*Given entries*:

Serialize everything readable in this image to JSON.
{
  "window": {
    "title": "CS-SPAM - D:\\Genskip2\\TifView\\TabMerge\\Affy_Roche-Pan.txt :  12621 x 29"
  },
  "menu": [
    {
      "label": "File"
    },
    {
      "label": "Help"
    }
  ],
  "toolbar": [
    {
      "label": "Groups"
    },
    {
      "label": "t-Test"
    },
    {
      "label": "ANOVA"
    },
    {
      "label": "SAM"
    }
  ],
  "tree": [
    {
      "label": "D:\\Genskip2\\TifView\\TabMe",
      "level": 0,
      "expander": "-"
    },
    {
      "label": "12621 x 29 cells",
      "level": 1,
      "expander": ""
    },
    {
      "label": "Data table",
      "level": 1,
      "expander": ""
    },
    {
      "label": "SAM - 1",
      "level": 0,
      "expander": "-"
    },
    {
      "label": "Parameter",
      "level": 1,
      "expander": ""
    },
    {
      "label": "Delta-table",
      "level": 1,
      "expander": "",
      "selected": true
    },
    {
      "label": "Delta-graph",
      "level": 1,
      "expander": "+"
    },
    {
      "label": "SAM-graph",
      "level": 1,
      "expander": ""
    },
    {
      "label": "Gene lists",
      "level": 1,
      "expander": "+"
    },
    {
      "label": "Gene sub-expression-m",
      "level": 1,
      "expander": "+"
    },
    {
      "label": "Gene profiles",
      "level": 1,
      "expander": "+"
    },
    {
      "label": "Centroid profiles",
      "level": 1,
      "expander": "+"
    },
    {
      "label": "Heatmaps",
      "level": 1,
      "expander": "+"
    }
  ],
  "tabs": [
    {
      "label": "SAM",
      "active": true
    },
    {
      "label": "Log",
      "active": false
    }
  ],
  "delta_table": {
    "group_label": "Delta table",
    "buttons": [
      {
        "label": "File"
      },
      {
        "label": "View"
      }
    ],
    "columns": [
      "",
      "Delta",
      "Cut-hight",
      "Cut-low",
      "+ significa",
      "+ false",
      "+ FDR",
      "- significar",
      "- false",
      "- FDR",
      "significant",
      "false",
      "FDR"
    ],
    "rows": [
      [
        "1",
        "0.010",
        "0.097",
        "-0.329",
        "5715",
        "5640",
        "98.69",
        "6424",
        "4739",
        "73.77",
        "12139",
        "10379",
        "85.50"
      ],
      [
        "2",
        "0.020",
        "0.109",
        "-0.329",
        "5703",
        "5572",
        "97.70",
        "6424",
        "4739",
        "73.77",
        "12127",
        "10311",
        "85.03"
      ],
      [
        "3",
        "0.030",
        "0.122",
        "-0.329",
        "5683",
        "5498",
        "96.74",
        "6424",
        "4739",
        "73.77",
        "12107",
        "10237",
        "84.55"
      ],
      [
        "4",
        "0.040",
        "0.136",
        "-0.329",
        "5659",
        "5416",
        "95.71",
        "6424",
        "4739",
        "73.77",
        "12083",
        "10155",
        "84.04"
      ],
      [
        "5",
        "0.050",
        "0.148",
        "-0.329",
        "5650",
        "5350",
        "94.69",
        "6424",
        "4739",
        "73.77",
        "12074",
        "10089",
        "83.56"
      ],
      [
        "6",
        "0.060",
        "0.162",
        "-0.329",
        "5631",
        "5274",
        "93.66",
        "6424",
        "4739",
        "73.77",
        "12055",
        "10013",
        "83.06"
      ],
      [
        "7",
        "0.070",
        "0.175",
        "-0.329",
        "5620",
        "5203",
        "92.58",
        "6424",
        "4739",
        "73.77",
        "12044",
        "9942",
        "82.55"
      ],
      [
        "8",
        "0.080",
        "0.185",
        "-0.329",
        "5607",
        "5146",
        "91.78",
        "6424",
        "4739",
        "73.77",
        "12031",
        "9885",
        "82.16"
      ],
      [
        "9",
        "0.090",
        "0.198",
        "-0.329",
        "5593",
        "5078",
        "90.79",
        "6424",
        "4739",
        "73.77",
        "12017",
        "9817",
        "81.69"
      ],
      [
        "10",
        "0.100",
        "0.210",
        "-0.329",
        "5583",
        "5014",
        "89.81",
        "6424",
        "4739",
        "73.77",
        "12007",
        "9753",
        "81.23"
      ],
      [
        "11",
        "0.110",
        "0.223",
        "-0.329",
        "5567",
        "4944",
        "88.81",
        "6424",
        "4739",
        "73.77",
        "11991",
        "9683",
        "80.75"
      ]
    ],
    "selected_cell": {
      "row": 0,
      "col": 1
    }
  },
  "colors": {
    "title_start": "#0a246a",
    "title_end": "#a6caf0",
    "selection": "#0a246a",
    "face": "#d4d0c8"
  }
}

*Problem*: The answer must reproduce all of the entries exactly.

*Reply to the exercise*:
Serialize everything readable in this image to JSON.
{
  "window": {
    "title": "CS-SPAM - D:\\Genskip2\\TifView\\TabMerge\\Affy_Roche-Pan.txt :  12621 x 29"
  },
  "menu": [
    {
      "label": "File"
    },
    {
      "label": "Help"
    }
  ],
  "toolbar": [
    {
      "label": "Groups"
    },
    {
      "label": "t-Test"
    },
    {
      "label": "ANOVA"
    },
    {
      "label": "SAM"
    }
  ],
  "tree": [
    {
      "label": "D:\\Genskip2\\TifView\\TabMe",
      "level": 0,
      "expander": "-"
    },
    {
      "label": "12621 x 29 cells",
      "level": 1,
      "expander": ""
    },
    {
      "label": "Data table",
      "level": 1,
      "expander": ""
    },
    {
      "label": "SAM - 1",
      "level": 0,
      "expander": "-"
    },
    {
      "label": "Parameter",
      "level": 1,
      "expander": ""
    },
    {
      "label": "Delta-table",
      "level": 1,
      "expander": "",
      "selected": true
    },
    {
      "label": "Delta-graph",
      "level": 1,
      "expander": "+"
    },
    {
      "label": "SAM-graph",
      "level": 1,
      "expander": ""
    },
    {
      "label": "Gene lists",
      "level": 1,
      "expander": "+"
    },
    {
      "label": "Gene sub-expression-m",
      "level": 1,
      "expander": "+"
    },
    {
      "label": "Gene profiles",
      "level": 1,
      "expander": "+"
    },
    {
      "label": "Centroid profiles",
      "level": 1,
      "expander": "+"
    },
    {
      "label": "Heatmaps",
      "level": 1,
      "expander": "+"
    }
  ],
  "tabs": [
    {
      "label": "SAM",
      "active": true
    },
    {
      "label": "Log",
      "active": false
    }
  ],
  "delta_table": {
    "group_label": "Delta table",
    "buttons": [
      {
        "label": "File"
      },
      {
        "label": "View"
      }
    ],
    "columns": [
      "",
      "Delta",
      "Cut-hight",
      "Cut-low",
      "+ significa",
      "+ false",
      "+ FDR",
      "- significar",
      "- false",
      "- FDR",
      "significant",
      "false",
      "FDR"
    ],
    "rows": [
      [
        "1",
        "0.010",
        "0.097",
        "-0.329",
        "5715",
        "5640",
        "98.69",
        "6424",
        "4739",
        "73.77",
        "12139",
        "10379",
        "85.50"
      ],
      [
        "2",
        "0.020",
        "0.109",
        "-0.329",
        "5703",
        "5572",
        "97.70",
        "6424",
        "4739",
        "73.77",
        "12127",
        "10311",
        "85.03"
      ],
      [
        "3",
        "0.030",
        "0.122",
        "-0.329",
        "5683",
        "5498",
        "96.74",
        "6424",
        "4739",
        "73.77",
        "12107",
        "10237",
        "84.55"
      ],
      [
        "4",
        "0.040",
        "0.136",
        "-0.329",
        "5659",
        "5416",
        "95.71",
        "6424",
        "4739",
        "73.77",
        "12083",
        "10155",
        "84.04"
      ],
      [
        "5",
        "0.050",
        "0.148",
        "-0.329",
        "5650",
        "5350",
        "94.69",
        "6424",
        "4739",
        "73.77",
        "12074",
        "10089",
        "83.56"
      ],
      [
        "6",
        "0.060",
        "0.162",
        "-0.329",
        "5631",
        "5274",
        "93.66",
        "6424",
        "4739",
        "73.77",
        "12055",
        "10013",
        "83.06"
      ],
      [
        "7",
        "0.070",
        "0.175",
        "-0.329",
        "5620",
        "5203",
        "92.58",
        "6424",
        "4739",
        "73.77",
        "12044",
        "9942",
        "82.55"
      ],
      [
        "8",
        "0.080",
        "0.185",
        "-0.329",
        "5607",
        "5146",
        "91.78",
        "6424",
        "4739",
        "73.77",
        "12031",
        "9885",
        "82.16"
      ],
      [
        "9",
        "0.090",
        "0.198",
        "-0.329",
        "5593",
        "5078",
        "90.79",
        "6424",
        "4739",
        "73.77",
        "12017",
        "9817",
        "81.69"
      ],
      [
        "10",
        "0.100",
        "0.210",
        "-0.329",
        "5583",
        "5014",
        "89.81",
        "6424",
        "4739",
        "73.77",
        "12007",
        "9753",
        "81.23"
      ],
      [
        "11",
        "0.110",
        "0.223",
        "-0.329",
        "5567",
        "4944",
        "88.81",
        "6424",
        "4739",
        "73.77",
        "11991",
        "9683",
        "80.75"
      ]
    ],
    "selected_cell": {
      "row": 0,
      "col": 1
    }
  },
  "colors": {
    "title_start": "#0a246a",
    "title_end": "#a6caf0",
    "selection": "#0a246a",
    "face": "#d4d0c8"
  }
}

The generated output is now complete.